The consumerisation of IT is not just about affordable hardware.
It is a state of mind. It is an attitude on the part of individuals. It is the reflection of the aspirations of a generation, their need to participate, their desire to contribute, to give something back, and their need to belong and feel they are part of a community of kindred spirits.
In our globalised, internet-connected, always-on world, technology has become the invisible enabler, both a catalyst for interaction and commerce and the conduit for information. But the balance of power between the technology industry, the businesses they serve and the individual (or society as a whole in their collective influence) is changing significantly.
The sheer size of consumer markets is starting to drive technology development and specifications, with far-reaching results. Consumers don’t buy technology rationally based on extensive analysis of features. For a growing generation of digital native teenagers, now looking for their third or fourth computer, this years’ mobile phone issues of design and image are paramount.
Technological capability is expected and assumed – technology purchases are more often based on lifestyle, fashion or whim. Visceral and emotional reactions and the influence of others inside their community play a much larger role than in the corporate purchasing model.
Having said that, the rush towards embracing “green” issues and corporate social responsibility has demonstrated that even corporate purchasing decisions are changing. An industry that grew up with beige boxes is having to embrace issues of design and style.
The increasing affordability and power of consumer computing devices such as PCs and smartphones has placed growing pressure on enterprises to reconcile the expectations of the individuals to use their ‘personal infrastructure’ with the security and management risks for the enterprise.
Ignoring the risks may lead to anarchy, but simply saying ‘no!’ is unlikely to resolve the matter either. Enterprises are struggling to reach a compromise, but while CIOs may be focusing on the dangers of employee-controlled hardware in their infrastructure, the impact of consumertargeted services is more insidious and will be more disruptive in the longer term.
In addition, as social networking site usage patterns grow, almost half of UK companies were recently reported to be banning Facebook access for their employees. Although there are legitimate concerns over the sharing of personal and confidential information, such crude attempts to control individuals’ usage of technology are unlikely to succeed and simply serve to foster unrest and resentment among users. Denying knowledge workers access to a powerful tool for collaboration will do little to encourage creativity, productivity and innovation in the workplace .

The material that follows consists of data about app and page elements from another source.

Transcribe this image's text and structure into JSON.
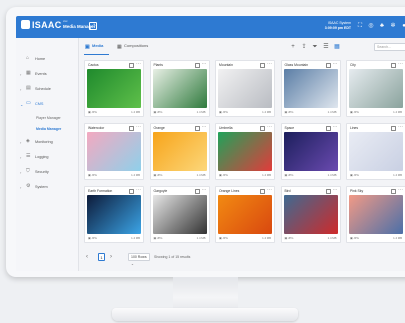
{
  "header": {
    "brand": "ISAAC",
    "app_sub": "xxx",
    "app_name": "Media Manager",
    "system_title": "ISAAC System",
    "system_time": "3:09:09 pm EDT"
  },
  "sidebar": {
    "items": [
      {
        "label": "Home",
        "icon": "home-icon"
      },
      {
        "label": "Events",
        "icon": "calendar-icon"
      },
      {
        "label": "Schedule",
        "icon": "schedule-icon"
      },
      {
        "label": "CMS",
        "icon": "monitor-icon"
      },
      {
        "label": "Monitoring",
        "icon": "monitoring-icon"
      },
      {
        "label": "Logging",
        "icon": "logging-icon"
      },
      {
        "label": "Security",
        "icon": "shield-icon"
      },
      {
        "label": "System",
        "icon": "gear-icon"
      }
    ],
    "cms_children": [
      "Player Manager",
      "Media Manager"
    ]
  },
  "main": {
    "tabs": [
      "Media",
      "Compositions"
    ],
    "search_placeholder": "Search...",
    "cards": [
      {
        "title": "Cactus",
        "type": "JPG",
        "size": "1.4 MB",
        "colors": [
          "#1f8a2d",
          "#5fc04a"
        ]
      },
      {
        "title": "Plants",
        "type": "JPG",
        "size": "1.4 MB",
        "colors": [
          "#e8efe5",
          "#2f7a3d"
        ]
      },
      {
        "title": "Mountain",
        "type": "JPG",
        "size": "1.4 MB",
        "colors": [
          "#f1f1f2",
          "#b9bcc2"
        ]
      },
      {
        "title": "Glass Mountain",
        "type": "JPG",
        "size": "1.4 MB",
        "colors": [
          "#5b7ea6",
          "#dfe6ee"
        ]
      },
      {
        "title": "City",
        "type": "JPG",
        "size": "1.4 MB",
        "colors": [
          "#e6ebef",
          "#8aa39d"
        ]
      },
      {
        "title": "Watercolor",
        "type": "JPG",
        "size": "1.4 MB",
        "colors": [
          "#f3a9c0",
          "#8fd0ea"
        ]
      },
      {
        "title": "Orange",
        "type": "JPG",
        "size": "1.4 MB",
        "colors": [
          "#f7a41a",
          "#fcd77a"
        ]
      },
      {
        "title": "Umbrella",
        "type": "JPG",
        "size": "1.4 MB",
        "colors": [
          "#1fa35a",
          "#e23b3b"
        ]
      },
      {
        "title": "Space",
        "type": "JPG",
        "size": "1.4 MB",
        "colors": [
          "#1c1f5c",
          "#6a4ab0"
        ]
      },
      {
        "title": "Lines",
        "type": "JPG",
        "size": "1.4 MB",
        "colors": [
          "#e9ecf4",
          "#c9d0e3"
        ]
      },
      {
        "title": "Earth Formation",
        "type": "JPG",
        "size": "1.4 MB",
        "colors": [
          "#0d1b3a",
          "#3ba4e6"
        ]
      },
      {
        "title": "Gargoyle",
        "type": "JPG",
        "size": "1.4 MB",
        "colors": [
          "#e7e7e7",
          "#333333"
        ]
      },
      {
        "title": "Orange Lines",
        "type": "JPG",
        "size": "1.4 MB",
        "colors": [
          "#f28a12",
          "#d9480f"
        ]
      },
      {
        "title": "Bird",
        "type": "JPG",
        "size": "1.4 MB",
        "colors": [
          "#3e6a92",
          "#cf2a2a"
        ]
      },
      {
        "title": "Pink Sky",
        "type": "JPG",
        "size": "1.4 MB",
        "colors": [
          "#f29a86",
          "#4b6fa8"
        ]
      }
    ]
  },
  "footer": {
    "page": "1",
    "per_page": "100 Rows",
    "showing": "Showing 1 of 15 results"
  },
  "colors": {
    "accent": "#2e7ad2"
  }
}
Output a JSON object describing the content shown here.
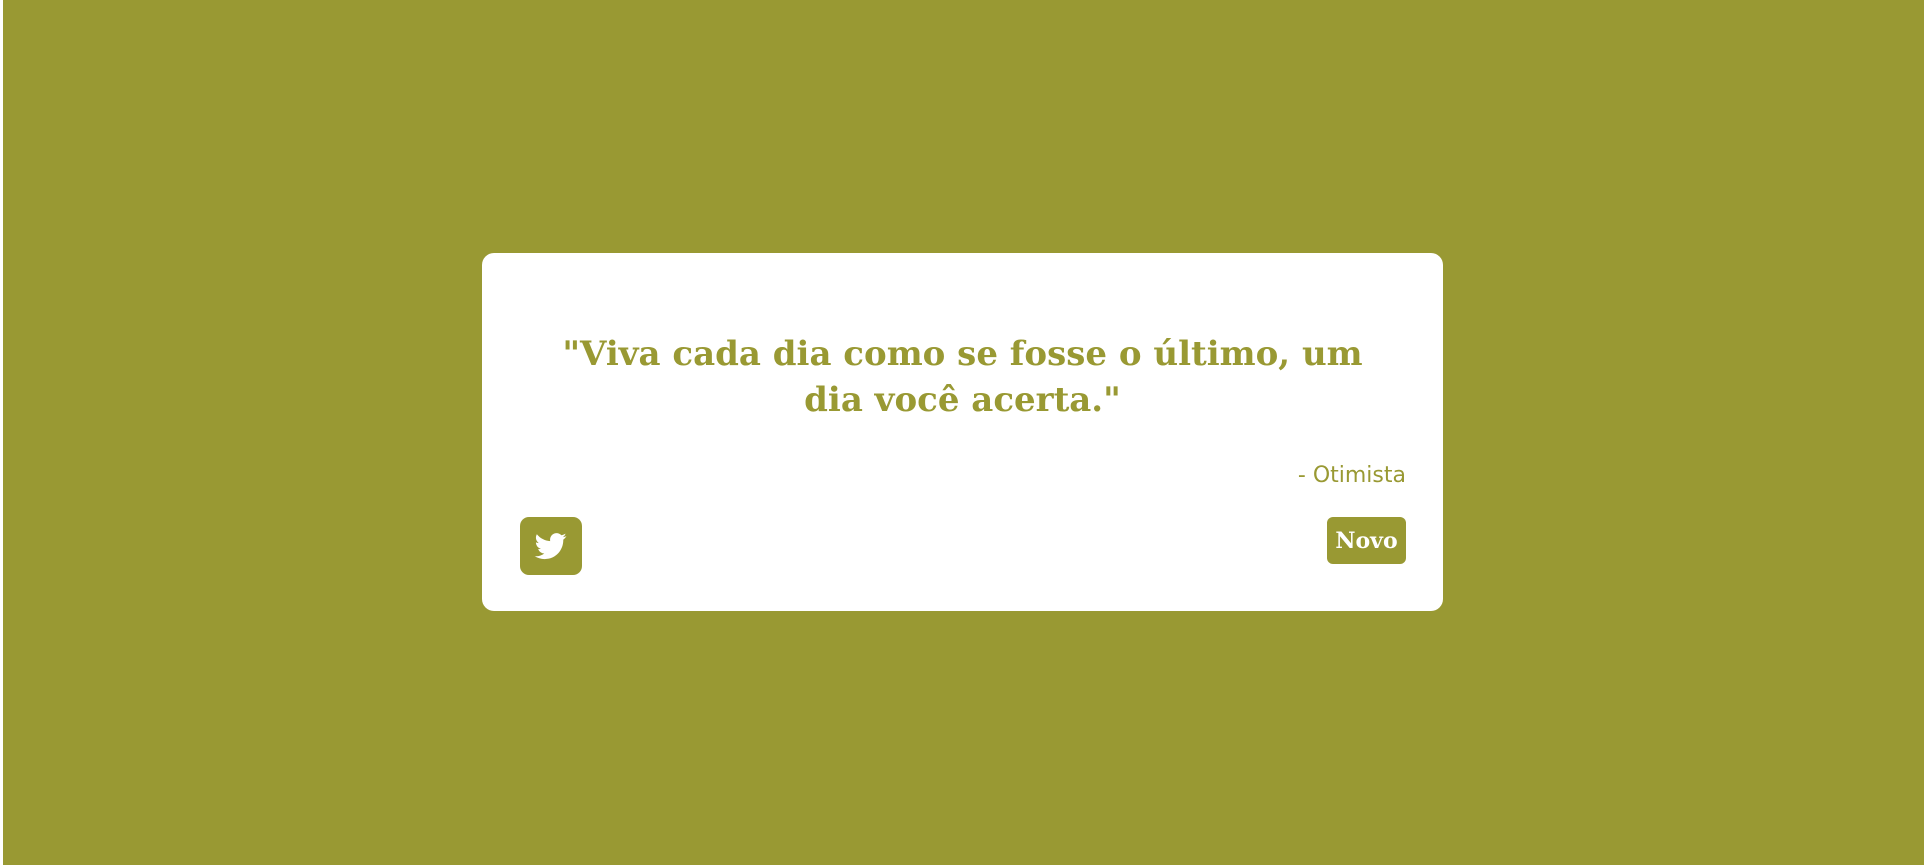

The influence of individuals is also being felt in the software arena. The likes of Google and Amazon have revolutionised software with accessible interfaces, allowing intriguing and innovative ‘mashups’ combining location information with satellite imagery or extending search and e-commerce to the individual. Advertising funded applications have made powerful functionality essentially free to the user, and this is just the tip of the iceberg. As individuals increasingly use these ‘free’ services at home, the quality, diversity and ease of use is steadily undermining their long-held attitudes in their workplace that everything must be done in-house.
Web services, web 2.0, business process outsourcing, pay-as-you-go licensing models and the whole concept of software-as-a-service is building an ever broader range of options. Whether it is CRM services by the call, CPU cycles by the hour or storage by the gigabyte/month it seems that almost everything is becoming available as a service. IT ownership by the enterprise is in danger of becoming a thing of the past. There will always be those who, for a variety of reasons choose to keep critical infrastructure and capabilities in-house, but we are fast reaching the point where there is a real choice.
The consumerisation of IT is probably the most significant trend of this decade.
It lies at the heart of the intersection of technology, business and society and is already reshaping the IT industry and starting to redefine the relationship between businesses, governments and the individual.
In the space of just a few years, social networking sites have expanded from nothing to some of the hottest sites on the web – generating around seven per cent of all internet traffic.
Individuals from a broad crosssection of society are discovering the means to belong, and the influence which global online communities wield, on sites like MySpace and Facebook .
MySpace still dominates, but newcomer Facebook is growing fast – more than trebling active users in the last year and generating 40 billion page views every month. Most significantly, Facebook users are older and are increasingly using the system for professional collaboration.